#### Task to carry out:
Go through the data below and return each line containing the word "heart".

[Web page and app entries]
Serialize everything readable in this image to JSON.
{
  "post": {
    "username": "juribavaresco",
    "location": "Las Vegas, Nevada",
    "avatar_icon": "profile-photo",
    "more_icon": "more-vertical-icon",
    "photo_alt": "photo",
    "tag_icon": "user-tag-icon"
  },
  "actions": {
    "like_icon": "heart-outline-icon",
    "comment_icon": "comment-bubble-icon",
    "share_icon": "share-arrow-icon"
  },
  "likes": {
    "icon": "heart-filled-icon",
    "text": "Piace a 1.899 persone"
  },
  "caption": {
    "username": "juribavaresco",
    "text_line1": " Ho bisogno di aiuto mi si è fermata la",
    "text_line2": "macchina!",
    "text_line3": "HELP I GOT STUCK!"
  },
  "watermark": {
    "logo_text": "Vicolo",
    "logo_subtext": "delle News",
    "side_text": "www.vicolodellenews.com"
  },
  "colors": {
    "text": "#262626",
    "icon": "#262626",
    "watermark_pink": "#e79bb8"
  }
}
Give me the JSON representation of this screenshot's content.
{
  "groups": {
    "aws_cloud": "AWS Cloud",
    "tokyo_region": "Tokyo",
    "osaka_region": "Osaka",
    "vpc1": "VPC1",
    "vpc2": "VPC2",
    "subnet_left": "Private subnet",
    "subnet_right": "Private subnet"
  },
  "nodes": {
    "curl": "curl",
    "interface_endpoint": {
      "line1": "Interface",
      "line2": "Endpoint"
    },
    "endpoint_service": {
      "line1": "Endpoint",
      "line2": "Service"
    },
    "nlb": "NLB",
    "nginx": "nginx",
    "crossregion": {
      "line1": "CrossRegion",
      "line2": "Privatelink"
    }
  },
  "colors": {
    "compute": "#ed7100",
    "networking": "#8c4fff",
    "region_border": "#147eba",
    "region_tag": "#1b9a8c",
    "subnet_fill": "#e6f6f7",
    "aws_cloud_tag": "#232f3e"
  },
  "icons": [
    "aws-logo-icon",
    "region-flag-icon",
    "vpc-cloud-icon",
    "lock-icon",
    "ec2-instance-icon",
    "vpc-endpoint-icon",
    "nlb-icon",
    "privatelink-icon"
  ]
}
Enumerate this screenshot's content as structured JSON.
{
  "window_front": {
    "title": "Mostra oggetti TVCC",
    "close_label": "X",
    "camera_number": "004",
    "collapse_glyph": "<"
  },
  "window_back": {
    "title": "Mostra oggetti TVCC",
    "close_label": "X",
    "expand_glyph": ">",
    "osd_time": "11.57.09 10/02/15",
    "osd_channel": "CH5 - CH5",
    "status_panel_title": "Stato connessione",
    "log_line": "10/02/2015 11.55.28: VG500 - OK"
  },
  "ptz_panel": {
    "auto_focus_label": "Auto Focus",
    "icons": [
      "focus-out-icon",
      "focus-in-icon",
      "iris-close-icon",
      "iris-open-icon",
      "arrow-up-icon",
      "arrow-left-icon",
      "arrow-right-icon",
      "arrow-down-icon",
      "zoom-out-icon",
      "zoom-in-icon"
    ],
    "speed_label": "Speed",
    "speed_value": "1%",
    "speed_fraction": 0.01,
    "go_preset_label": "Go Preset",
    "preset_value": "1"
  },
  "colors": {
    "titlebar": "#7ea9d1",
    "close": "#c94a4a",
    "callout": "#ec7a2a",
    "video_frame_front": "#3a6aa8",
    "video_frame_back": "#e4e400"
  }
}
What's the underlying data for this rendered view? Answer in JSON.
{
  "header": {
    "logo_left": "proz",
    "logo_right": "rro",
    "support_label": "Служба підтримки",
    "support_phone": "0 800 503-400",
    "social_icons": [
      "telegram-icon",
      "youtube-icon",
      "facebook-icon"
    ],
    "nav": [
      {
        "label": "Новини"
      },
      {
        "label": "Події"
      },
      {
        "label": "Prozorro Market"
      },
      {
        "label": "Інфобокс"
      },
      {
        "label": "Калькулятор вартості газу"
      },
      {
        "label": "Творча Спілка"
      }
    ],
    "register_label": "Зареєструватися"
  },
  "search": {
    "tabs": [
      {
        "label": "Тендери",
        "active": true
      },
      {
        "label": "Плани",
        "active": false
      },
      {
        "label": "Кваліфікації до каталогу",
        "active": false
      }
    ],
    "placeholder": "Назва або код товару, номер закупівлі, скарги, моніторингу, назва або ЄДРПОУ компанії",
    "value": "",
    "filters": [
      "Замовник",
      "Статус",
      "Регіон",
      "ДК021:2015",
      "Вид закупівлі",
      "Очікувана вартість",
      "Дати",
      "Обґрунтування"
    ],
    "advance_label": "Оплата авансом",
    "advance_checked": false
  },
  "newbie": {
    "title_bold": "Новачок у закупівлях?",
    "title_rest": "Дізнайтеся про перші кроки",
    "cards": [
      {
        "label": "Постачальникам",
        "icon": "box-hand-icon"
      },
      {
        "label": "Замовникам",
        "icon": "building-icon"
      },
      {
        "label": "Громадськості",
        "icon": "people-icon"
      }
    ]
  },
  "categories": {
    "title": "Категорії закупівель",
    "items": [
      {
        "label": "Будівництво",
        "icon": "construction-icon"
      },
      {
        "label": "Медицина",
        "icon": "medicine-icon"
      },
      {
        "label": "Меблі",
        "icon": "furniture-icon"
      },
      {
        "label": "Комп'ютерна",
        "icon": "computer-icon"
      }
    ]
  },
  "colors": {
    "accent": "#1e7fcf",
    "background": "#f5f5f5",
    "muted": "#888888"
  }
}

#### Exercise answer:
    "like_icon": "heart-outline-icon",
    "icon": "heart-filled-icon",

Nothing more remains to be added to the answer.